EXERCISE DATA:
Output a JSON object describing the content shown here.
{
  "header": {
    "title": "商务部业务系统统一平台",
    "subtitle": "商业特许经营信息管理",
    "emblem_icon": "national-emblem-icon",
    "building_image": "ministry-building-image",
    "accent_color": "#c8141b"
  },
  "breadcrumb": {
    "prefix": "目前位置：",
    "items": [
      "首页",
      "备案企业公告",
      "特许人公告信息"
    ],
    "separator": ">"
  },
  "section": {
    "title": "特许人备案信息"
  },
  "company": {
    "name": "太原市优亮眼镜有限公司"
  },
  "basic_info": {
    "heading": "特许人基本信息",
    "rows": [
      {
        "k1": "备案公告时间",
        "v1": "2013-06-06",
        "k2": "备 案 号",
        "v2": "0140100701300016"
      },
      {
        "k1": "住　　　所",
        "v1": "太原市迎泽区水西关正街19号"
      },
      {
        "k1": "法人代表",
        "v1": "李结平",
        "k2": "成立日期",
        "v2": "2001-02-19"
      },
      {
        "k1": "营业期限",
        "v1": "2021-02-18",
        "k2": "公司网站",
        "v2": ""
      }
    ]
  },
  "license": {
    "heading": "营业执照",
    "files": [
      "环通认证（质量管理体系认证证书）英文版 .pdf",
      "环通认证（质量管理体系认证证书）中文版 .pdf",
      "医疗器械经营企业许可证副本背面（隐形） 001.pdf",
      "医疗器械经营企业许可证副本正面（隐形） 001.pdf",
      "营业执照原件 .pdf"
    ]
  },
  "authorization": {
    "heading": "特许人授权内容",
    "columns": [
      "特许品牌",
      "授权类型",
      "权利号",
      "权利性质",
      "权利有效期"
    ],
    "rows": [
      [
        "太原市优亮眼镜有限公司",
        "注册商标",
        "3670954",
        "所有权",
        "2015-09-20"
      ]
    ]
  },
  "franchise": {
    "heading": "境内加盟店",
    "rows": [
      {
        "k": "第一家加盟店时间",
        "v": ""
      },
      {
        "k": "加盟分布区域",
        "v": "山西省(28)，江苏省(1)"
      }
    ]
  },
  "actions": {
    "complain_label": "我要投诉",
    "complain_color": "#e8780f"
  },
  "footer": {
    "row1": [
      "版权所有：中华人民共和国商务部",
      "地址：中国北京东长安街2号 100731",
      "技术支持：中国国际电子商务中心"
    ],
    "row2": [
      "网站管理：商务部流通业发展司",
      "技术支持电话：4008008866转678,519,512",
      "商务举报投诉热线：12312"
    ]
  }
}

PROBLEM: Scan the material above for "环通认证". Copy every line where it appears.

WRITTEN REPLY:
      "环通认证（质量管理体系认证证书）英文版 .pdf",
      "环通认证（质量管理体系认证证书）中文版 .pdf",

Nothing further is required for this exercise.